Exercise
Copy all the lines of the data that include the word "title".

Exercise materials
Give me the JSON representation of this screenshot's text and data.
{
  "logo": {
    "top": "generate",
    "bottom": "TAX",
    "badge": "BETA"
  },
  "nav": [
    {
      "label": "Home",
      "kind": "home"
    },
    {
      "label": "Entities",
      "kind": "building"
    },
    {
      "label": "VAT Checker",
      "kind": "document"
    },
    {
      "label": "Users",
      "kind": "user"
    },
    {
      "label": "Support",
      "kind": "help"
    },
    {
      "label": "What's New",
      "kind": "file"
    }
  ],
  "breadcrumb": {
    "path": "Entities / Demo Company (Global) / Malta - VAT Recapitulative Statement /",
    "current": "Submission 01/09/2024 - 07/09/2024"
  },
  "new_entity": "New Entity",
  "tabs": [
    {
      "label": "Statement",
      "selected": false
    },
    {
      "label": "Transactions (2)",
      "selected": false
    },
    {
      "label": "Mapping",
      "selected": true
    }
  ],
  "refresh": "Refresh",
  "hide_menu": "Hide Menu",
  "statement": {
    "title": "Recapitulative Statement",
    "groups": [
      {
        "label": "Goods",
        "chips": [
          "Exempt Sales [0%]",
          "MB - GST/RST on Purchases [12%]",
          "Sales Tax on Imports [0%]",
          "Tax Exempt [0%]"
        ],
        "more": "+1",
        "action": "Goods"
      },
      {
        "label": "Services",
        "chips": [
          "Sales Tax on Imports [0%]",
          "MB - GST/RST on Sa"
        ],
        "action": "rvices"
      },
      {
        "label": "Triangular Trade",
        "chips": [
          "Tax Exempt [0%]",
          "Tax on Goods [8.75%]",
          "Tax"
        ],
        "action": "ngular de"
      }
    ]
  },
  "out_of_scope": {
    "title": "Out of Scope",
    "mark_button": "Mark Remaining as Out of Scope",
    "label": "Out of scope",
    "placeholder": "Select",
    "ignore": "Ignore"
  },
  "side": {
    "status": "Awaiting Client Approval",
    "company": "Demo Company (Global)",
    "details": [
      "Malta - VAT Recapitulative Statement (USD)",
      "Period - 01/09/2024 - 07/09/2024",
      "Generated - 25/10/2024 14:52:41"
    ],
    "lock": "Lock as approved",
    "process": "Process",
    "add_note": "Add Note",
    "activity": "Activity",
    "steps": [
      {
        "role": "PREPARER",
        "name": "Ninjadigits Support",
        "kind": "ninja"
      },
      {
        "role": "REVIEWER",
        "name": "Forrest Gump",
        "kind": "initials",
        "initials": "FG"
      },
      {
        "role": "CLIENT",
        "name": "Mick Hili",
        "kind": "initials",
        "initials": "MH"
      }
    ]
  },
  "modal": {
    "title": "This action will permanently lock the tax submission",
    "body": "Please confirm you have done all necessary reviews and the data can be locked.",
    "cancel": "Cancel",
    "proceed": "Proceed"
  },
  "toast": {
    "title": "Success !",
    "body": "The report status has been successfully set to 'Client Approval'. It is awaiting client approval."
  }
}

Your solution
    "title": "Recapitulative Statement",
    "title": "Out of Scope",
    "title": "This action will permanently lock the tax submission",
    "title": "Success !",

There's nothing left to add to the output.